More on the Classic Opiate Itch Symptom
When taken as prescribed, opiate medications like codeine and morphine can be extremely beneficial in helping to alleviate severe pain. In some instances, associated itching is so severe that the medication must be avoided entirely.
Itching is a Side Effect of Opioid Abuse
But what is the cause behind the “opiate itch,” and why do so many individuals experience the same uncomfortable symptom? Up until recently, medical professionals assumed that itching was simply a side effect of certain opiate medications. However, new research points to the fact that one opioid receptor within the brain is responsible for related itching, and this opioid receptor is not involved in pain responses. This means that with some more investigation and more comprehensive research, scientists can decouple itching and pain relief, which means that they can make itch-free opiates a reality shortly. However, this does not mean that opiates will not be addictive. They are some of the most dangerous and life-destroying drugs if used improperly.
Signs of an Opiate Overdose Include Itching
It is important to be able to make a distinction between regular opiate use and an opiate overdose. If you’re with someone who is experiencing the symptoms related to an overdose, it is important to reach out to emergency first responders immediately. If you act right away, the symptoms of the overdose can typically be reversed with Narcan. Some telltale signs of an overdose include:
- The person loses consciousness, and his or her body goes completely limp

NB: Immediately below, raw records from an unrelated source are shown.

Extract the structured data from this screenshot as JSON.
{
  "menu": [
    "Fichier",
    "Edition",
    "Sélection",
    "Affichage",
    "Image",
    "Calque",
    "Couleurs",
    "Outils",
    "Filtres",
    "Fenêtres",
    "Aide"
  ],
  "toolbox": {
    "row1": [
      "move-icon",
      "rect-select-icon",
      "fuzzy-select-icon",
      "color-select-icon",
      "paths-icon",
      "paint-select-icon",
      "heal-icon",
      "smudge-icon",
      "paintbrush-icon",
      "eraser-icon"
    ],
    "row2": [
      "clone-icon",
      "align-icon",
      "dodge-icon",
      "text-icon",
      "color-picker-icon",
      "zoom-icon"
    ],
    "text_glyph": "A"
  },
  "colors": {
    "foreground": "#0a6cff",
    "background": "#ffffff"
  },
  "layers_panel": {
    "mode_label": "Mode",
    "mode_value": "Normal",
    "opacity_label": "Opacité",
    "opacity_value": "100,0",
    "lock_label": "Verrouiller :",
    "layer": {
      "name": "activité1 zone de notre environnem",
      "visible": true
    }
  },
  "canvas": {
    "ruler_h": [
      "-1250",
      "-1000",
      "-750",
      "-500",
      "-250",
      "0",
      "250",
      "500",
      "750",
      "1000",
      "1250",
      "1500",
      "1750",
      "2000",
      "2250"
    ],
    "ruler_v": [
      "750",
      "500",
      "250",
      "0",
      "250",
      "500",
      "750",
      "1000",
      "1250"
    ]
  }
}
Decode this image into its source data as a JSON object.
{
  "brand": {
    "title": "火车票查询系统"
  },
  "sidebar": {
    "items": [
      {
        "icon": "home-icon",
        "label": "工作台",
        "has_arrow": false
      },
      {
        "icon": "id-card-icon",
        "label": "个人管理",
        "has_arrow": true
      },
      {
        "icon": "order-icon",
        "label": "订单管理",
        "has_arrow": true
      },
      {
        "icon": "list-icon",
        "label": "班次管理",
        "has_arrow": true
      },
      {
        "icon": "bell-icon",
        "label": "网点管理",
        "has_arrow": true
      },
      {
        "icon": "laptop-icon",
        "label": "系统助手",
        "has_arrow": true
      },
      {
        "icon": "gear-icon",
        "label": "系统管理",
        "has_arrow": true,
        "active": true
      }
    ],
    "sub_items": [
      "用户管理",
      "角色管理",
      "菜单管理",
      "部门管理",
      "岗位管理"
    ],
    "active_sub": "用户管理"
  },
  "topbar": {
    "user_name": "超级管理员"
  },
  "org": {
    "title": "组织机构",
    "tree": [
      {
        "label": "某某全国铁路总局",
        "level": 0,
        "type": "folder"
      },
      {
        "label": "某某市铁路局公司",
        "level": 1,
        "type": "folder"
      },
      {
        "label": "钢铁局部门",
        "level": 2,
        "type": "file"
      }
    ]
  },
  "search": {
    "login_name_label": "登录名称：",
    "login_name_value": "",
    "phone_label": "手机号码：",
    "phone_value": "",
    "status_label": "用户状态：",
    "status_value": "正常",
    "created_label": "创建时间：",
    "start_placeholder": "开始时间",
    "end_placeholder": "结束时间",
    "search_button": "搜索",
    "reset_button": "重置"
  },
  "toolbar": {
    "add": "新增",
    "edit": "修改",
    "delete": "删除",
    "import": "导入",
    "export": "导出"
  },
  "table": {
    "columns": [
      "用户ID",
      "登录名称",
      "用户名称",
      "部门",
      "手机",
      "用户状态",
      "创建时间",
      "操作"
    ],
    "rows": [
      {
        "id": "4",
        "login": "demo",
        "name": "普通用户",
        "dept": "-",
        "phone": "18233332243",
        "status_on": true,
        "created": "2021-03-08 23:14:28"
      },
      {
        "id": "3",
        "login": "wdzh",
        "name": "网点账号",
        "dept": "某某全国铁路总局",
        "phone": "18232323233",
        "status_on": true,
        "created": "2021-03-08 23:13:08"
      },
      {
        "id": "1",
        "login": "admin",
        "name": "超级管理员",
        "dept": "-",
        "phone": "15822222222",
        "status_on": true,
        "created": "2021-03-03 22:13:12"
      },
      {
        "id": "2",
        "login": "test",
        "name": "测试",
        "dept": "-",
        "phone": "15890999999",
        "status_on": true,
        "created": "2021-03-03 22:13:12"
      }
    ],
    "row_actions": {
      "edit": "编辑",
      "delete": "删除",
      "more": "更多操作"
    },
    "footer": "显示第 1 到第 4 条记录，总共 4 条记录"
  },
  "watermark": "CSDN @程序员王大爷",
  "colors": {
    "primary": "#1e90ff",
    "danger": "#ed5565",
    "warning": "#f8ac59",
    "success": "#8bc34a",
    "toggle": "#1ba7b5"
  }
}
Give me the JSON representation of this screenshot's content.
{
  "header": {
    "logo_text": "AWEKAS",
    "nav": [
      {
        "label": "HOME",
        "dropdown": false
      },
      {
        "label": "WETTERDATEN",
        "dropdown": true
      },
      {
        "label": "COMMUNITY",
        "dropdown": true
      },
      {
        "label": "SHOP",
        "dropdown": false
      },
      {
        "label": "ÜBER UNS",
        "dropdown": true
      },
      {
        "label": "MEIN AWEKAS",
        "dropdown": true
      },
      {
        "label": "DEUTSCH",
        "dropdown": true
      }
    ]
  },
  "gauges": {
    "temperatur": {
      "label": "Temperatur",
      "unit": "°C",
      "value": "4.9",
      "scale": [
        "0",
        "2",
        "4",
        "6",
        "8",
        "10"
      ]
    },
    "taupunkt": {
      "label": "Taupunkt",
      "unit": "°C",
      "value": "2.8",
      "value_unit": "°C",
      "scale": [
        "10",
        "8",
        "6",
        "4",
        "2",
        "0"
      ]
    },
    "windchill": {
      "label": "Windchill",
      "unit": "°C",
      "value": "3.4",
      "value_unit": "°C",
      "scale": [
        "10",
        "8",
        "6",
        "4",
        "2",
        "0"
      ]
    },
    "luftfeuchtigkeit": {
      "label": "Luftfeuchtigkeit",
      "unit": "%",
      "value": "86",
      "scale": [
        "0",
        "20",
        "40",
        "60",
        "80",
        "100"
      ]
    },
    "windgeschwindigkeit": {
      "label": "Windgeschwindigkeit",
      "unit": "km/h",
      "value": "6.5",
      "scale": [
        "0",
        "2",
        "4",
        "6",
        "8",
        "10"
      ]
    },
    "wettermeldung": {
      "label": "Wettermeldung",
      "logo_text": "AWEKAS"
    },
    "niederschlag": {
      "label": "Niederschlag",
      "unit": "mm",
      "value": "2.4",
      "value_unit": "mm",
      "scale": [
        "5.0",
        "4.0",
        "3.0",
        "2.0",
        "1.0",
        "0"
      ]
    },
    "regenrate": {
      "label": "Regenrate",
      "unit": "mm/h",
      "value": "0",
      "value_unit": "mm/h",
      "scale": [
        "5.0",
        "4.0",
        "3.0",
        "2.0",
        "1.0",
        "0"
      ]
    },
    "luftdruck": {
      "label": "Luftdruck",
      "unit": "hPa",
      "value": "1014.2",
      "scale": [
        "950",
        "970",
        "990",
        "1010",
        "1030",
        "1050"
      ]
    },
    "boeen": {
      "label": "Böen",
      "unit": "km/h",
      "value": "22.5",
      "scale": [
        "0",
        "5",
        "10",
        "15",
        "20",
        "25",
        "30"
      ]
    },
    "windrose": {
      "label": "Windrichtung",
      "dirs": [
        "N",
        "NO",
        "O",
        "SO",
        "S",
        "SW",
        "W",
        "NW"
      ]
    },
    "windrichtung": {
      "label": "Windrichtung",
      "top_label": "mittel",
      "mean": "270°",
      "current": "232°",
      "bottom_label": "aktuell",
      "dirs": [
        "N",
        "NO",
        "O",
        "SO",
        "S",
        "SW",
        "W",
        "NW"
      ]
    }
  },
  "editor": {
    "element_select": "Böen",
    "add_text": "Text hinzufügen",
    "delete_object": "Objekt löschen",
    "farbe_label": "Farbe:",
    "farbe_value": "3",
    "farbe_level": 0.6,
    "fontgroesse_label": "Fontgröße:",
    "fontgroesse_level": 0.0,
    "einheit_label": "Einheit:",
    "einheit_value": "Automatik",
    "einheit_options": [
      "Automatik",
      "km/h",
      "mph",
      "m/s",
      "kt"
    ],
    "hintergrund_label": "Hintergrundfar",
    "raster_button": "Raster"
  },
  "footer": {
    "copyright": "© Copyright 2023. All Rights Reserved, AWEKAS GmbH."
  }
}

- You find it extremely difficult to stir the person awake, they are essentially non-responsive
- The person’s face grows very pale and is cold and clammy to the touch
- The person’s fingernails and lips turn bluish
- The person starts making gurgling noises or begins to vomit
- The person that experiences respiratory depression, meaning that breathing slows almost to stopping
- The heartbeat either slows or stops
If you know someone who has been struggling with opiate addiction, it is a good idea to always have Narcan on hand. for more information on obtaining a Narcan prescription, reach out to Evoke Wellness today.
Evoke Wellness and Opiate Addiction Recovery
At Evoke Wellness our team of dedicated and compassionate professionals has extensive experience working with men and women of all ages who have been suffering from an opiate abuse disorder. Opiate addiction is extremely difficult to overcome without professional help, seeing as symptoms associated with withdrawal and post-acute withdrawal are so severe and disruptive to day-to-day life. If you were prescribed an opiate medication and you eventually developed a physical and psychological dependence, or if you have been abusing an illicit opiate like heroin, there is help available. Simply give us a call and our treatment advisors will begin developing a plan of action, which includes setting up a date and time for your intake and going over all financial options. Don’t let covering the cost of treatment or physically getting to treatment prevent you from receiving the quality clinical care you deserve. We are available to help you in any and every way possible.